Afterwards, we had a few pints (OK, three each) at the Three Tuns, and watched as other grad students frantically raced to their various departments to hand in their dissertations at the last minute.
Oddly, this feels a bit anti-climatic. It’s good to have it out of the way, but what’s next? I leave for California next Thursday, and the more I think about it, the sadder I get. Of course, I’m looking forward to seeing my friends and family and enjoying some delicious Mexican food, but I don’t feel ready to leave London quite yet.
Tried to work on the dissertation today, but I have the worst cold known to man. Five thousands words to go, and what a great time to get sick!

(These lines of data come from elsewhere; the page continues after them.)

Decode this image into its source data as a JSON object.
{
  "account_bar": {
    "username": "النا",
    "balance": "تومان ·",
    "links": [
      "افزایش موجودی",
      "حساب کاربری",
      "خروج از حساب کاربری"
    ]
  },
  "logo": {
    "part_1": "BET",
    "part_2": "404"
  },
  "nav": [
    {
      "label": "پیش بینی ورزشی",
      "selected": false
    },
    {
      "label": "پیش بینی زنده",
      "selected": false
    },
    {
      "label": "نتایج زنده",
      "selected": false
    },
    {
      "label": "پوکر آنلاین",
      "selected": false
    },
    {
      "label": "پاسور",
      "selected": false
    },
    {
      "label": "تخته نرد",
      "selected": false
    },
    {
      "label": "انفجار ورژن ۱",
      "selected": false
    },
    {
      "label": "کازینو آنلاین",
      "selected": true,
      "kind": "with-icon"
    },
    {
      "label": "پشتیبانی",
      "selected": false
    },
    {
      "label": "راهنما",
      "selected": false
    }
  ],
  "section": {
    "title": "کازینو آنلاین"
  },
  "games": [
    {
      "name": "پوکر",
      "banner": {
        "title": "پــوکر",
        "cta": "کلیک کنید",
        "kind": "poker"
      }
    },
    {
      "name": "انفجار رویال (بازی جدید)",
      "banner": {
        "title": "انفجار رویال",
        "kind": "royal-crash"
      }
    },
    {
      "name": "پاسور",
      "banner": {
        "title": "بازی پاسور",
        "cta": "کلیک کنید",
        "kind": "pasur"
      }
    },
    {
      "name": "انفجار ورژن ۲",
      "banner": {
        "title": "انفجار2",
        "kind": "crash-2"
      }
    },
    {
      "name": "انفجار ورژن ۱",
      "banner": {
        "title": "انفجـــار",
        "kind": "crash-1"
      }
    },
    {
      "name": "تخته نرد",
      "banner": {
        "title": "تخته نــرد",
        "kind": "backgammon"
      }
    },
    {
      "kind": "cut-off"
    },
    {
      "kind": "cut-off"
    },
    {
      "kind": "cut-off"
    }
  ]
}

Downed a liter of Sunny Delight “California Style” (was quite shocked to learn they carry Sunny Delight, and better yet, “California Style” here) but later learned through the powers of Google that the “drink orange juice” remedy is a just an old wives’ tale. Ugh.
Weather sucks, too…60s and raining HARD.
Our network over here has really been sucking, so my internet access has been rather intermittent. And no, there is nothing that I, the network advisor, can do about it.
Of course, I’m convinced that it is LSE’s way of forcing all of its grad students to work on their dissertations. If you don’t have internet access, what else are you going to use your laptops for? That’s right, open Microsoft Word and start typing. One thousand words…two thousand words…three thousand words…really, this lack of internet access does result in a substantial increase in productivity (although seems to have come to a halt now that internet is back – this post being a perfect example).
In terms of the UK being a “babysitter”, the pubs in the UK close at 11, and the tube at midnight. It’s like having a mandatory bedtime. Oh, but please, can’t we have just another pint? No, you kids have class tomorrow! Get outta here!
But…but…pubs can now apply for late licences, effective November 24.
When I won’t be here anymore. Damn.